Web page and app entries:
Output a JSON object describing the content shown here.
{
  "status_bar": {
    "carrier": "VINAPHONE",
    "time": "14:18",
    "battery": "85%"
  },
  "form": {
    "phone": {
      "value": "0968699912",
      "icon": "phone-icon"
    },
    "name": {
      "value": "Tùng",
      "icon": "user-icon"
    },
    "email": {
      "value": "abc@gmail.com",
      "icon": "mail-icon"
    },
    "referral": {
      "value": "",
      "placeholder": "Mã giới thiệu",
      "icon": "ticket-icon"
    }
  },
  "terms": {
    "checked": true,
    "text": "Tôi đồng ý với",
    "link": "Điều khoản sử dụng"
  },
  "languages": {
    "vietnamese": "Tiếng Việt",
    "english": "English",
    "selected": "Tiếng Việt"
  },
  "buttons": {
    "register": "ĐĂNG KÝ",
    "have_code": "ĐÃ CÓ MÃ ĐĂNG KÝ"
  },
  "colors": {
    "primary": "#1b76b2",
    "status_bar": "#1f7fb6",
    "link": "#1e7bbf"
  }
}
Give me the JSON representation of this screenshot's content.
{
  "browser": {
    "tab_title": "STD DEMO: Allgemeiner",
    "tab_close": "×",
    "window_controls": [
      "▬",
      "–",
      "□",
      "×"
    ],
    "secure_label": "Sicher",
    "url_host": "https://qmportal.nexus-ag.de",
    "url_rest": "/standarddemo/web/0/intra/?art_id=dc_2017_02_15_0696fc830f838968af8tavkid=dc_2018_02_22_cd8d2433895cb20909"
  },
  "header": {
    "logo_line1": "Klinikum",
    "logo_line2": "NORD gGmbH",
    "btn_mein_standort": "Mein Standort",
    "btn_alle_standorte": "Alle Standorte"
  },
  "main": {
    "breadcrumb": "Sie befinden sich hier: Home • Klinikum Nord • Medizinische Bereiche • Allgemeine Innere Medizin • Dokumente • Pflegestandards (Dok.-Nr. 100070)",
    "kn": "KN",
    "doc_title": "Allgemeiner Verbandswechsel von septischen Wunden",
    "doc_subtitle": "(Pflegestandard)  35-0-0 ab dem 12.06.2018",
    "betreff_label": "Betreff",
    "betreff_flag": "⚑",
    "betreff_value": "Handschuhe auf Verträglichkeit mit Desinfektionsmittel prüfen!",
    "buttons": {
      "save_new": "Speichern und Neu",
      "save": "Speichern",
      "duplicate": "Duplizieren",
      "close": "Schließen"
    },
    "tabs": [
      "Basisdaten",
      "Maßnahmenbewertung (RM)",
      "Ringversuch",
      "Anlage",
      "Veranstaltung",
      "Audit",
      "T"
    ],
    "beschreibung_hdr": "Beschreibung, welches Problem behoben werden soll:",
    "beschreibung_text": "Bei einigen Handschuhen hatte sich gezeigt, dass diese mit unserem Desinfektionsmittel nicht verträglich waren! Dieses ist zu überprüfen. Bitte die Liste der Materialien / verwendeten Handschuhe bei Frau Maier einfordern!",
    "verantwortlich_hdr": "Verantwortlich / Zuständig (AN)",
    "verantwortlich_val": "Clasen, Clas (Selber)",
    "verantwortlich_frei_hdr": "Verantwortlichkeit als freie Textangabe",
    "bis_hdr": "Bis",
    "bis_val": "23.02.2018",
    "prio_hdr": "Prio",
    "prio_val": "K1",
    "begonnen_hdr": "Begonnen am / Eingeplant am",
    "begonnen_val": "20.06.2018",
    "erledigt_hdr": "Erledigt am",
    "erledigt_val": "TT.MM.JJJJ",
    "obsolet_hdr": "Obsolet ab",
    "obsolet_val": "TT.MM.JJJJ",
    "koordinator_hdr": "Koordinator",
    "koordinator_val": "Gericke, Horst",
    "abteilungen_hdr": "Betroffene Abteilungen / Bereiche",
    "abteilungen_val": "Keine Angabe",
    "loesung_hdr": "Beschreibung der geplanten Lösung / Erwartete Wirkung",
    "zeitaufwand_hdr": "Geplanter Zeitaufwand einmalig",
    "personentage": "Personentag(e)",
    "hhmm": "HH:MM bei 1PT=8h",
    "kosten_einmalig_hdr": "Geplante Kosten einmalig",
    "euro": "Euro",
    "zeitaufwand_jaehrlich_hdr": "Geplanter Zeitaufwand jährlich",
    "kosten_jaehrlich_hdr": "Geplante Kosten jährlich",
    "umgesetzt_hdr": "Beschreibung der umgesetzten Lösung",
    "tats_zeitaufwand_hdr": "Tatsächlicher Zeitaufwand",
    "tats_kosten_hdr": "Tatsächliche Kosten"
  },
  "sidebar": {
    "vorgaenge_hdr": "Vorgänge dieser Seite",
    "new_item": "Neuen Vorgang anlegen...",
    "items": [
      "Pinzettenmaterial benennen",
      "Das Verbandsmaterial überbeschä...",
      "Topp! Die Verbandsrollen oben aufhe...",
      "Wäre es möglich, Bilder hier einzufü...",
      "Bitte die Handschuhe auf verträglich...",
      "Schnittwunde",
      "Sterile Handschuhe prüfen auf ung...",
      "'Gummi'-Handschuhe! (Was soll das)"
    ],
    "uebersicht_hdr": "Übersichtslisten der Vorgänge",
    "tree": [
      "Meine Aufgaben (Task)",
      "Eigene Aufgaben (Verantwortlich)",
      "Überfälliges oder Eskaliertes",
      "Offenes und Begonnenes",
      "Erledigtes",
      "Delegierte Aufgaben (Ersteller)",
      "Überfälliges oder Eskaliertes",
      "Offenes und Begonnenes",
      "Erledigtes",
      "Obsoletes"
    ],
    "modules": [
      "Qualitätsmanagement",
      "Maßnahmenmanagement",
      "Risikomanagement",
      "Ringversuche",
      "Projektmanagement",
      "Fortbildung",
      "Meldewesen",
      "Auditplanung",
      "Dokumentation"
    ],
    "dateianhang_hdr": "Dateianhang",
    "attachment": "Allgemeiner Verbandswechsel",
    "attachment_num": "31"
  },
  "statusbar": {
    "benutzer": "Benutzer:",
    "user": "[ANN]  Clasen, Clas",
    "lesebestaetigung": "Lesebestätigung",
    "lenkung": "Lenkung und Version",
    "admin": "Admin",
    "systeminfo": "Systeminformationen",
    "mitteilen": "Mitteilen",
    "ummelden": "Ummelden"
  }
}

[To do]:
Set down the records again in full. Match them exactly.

[Task result]:
Output a JSON object describing the content shown here.
{
  "status_bar": {
    "carrier": "VINAPHONE",
    "time": "14:18",
    "battery": "85%"
  },
  "form": {
    "phone": {
      "value": "0968699912",
      "icon": "phone-icon"
    },
    "name": {
      "value": "Tùng",
      "icon": "user-icon"
    },
    "email": {
      "value": "abc@gmail.com",
      "icon": "mail-icon"
    },
    "referral": {
      "value": "",
      "placeholder": "Mã giới thiệu",
      "icon": "ticket-icon"
    }
  },
  "terms": {
    "checked": true,
    "text": "Tôi đồng ý với",
    "link": "Điều khoản sử dụng"
  },
  "languages": {
    "vietnamese": "Tiếng Việt",
    "english": "English",
    "selected": "Tiếng Việt"
  },
  "buttons": {
    "register": "ĐĂNG KÝ",
    "have_code": "ĐÃ CÓ MÃ ĐĂNG KÝ"
  },
  "colors": {
    "primary": "#1b76b2",
    "status_bar": "#1f7fb6",
    "link": "#1e7bbf"
  }
}
Give me the JSON representation of this screenshot's content.
{
  "browser": {
    "tab_title": "STD DEMO: Allgemeiner",
    "tab_close": "×",
    "window_controls": [
      "▬",
      "–",
      "□",
      "×"
    ],
    "secure_label": "Sicher",
    "url_host": "https://qmportal.nexus-ag.de",
    "url_rest": "/standarddemo/web/0/intra/?art_id=dc_2017_02_15_0696fc830f838968af8tavkid=dc_2018_02_22_cd8d2433895cb20909"
  },
  "header": {
    "logo_line1": "Klinikum",
    "logo_line2": "NORD gGmbH",
    "btn_mein_standort": "Mein Standort",
    "btn_alle_standorte": "Alle Standorte"
  },
  "main": {
    "breadcrumb": "Sie befinden sich hier: Home • Klinikum Nord • Medizinische Bereiche • Allgemeine Innere Medizin • Dokumente • Pflegestandards (Dok.-Nr. 100070)",
    "kn": "KN",
    "doc_title": "Allgemeiner Verbandswechsel von septischen Wunden",
    "doc_subtitle": "(Pflegestandard)  35-0-0 ab dem 12.06.2018",
    "betreff_label": "Betreff",
    "betreff_flag": "⚑",
    "betreff_value": "Handschuhe auf Verträglichkeit mit Desinfektionsmittel prüfen!",
    "buttons": {
      "save_new": "Speichern und Neu",
      "save": "Speichern",
      "duplicate": "Duplizieren",
      "close": "Schließen"
    },
    "tabs": [
      "Basisdaten",
      "Maßnahmenbewertung (RM)",
      "Ringversuch",
      "Anlage",
      "Veranstaltung",
      "Audit",
      "T"
    ],
    "beschreibung_hdr": "Beschreibung, welches Problem behoben werden soll:",
    "beschreibung_text": "Bei einigen Handschuhen hatte sich gezeigt, dass diese mit unserem Desinfektionsmittel nicht verträglich waren! Dieses ist zu überprüfen. Bitte die Liste der Materialien / verwendeten Handschuhe bei Frau Maier einfordern!",
    "verantwortlich_hdr": "Verantwortlich / Zuständig (AN)",
    "verantwortlich_val": "Clasen, Clas (Selber)",
    "verantwortlich_frei_hdr": "Verantwortlichkeit als freie Textangabe",
    "bis_hdr": "Bis",
    "bis_val": "23.02.2018",
    "prio_hdr": "Prio",
    "prio_val": "K1",
    "begonnen_hdr": "Begonnen am / Eingeplant am",
    "begonnen_val": "20.06.2018",
    "erledigt_hdr": "Erledigt am",
    "erledigt_val": "TT.MM.JJJJ",
    "obsolet_hdr": "Obsolet ab",
    "obsolet_val": "TT.MM.JJJJ",
    "koordinator_hdr": "Koordinator",
    "koordinator_val": "Gericke, Horst",
    "abteilungen_hdr": "Betroffene Abteilungen / Bereiche",
    "abteilungen_val": "Keine Angabe",
    "loesung_hdr": "Beschreibung der geplanten Lösung / Erwartete Wirkung",
    "zeitaufwand_hdr": "Geplanter Zeitaufwand einmalig",
    "personentage": "Personentag(e)",
    "hhmm": "HH:MM bei 1PT=8h",
    "kosten_einmalig_hdr": "Geplante Kosten einmalig",
    "euro": "Euro",
    "zeitaufwand_jaehrlich_hdr": "Geplanter Zeitaufwand jährlich",
    "kosten_jaehrlich_hdr": "Geplante Kosten jährlich",
    "umgesetzt_hdr": "Beschreibung der umgesetzten Lösung",
    "tats_zeitaufwand_hdr": "Tatsächlicher Zeitaufwand",
    "tats_kosten_hdr": "Tatsächliche Kosten"
  },
  "sidebar": {
    "vorgaenge_hdr": "Vorgänge dieser Seite",
    "new_item": "Neuen Vorgang anlegen...",
    "items": [
      "Pinzettenmaterial benennen",
      "Das Verbandsmaterial überbeschä...",
      "Topp! Die Verbandsrollen oben aufhe...",
      "Wäre es möglich, Bilder hier einzufü...",
      "Bitte die Handschuhe auf verträglich...",
      "Schnittwunde",
      "Sterile Handschuhe prüfen auf ung...",
      "'Gummi'-Handschuhe! (Was soll das)"
    ],
    "uebersicht_hdr": "Übersichtslisten der Vorgänge",
    "tree": [
      "Meine Aufgaben (Task)",
      "Eigene Aufgaben (Verantwortlich)",
      "Überfälliges oder Eskaliertes",
      "Offenes und Begonnenes",
      "Erledigtes",
      "Delegierte Aufgaben (Ersteller)",
      "Überfälliges oder Eskaliertes",
      "Offenes und Begonnenes",
      "Erledigtes",
      "Obsoletes"
    ],
    "modules": [
      "Qualitätsmanagement",
      "Maßnahmenmanagement",
      "Risikomanagement",
      "Ringversuche",
      "Projektmanagement",
      "Fortbildung",
      "Meldewesen",
      "Auditplanung",
      "Dokumentation"
    ],
    "dateianhang_hdr": "Dateianhang",
    "attachment": "Allgemeiner Verbandswechsel",
    "attachment_num": "31"
  },
  "statusbar": {
    "benutzer": "Benutzer:",
    "user": "[ANN]  Clasen, Clas",
    "lesebestaetigung": "Lesebestätigung",
    "lenkung": "Lenkung und Version",
    "admin": "Admin",
    "systeminfo": "Systeminformationen",
    "mitteilen": "Mitteilen",
    "ummelden": "Ummelden"
  }
}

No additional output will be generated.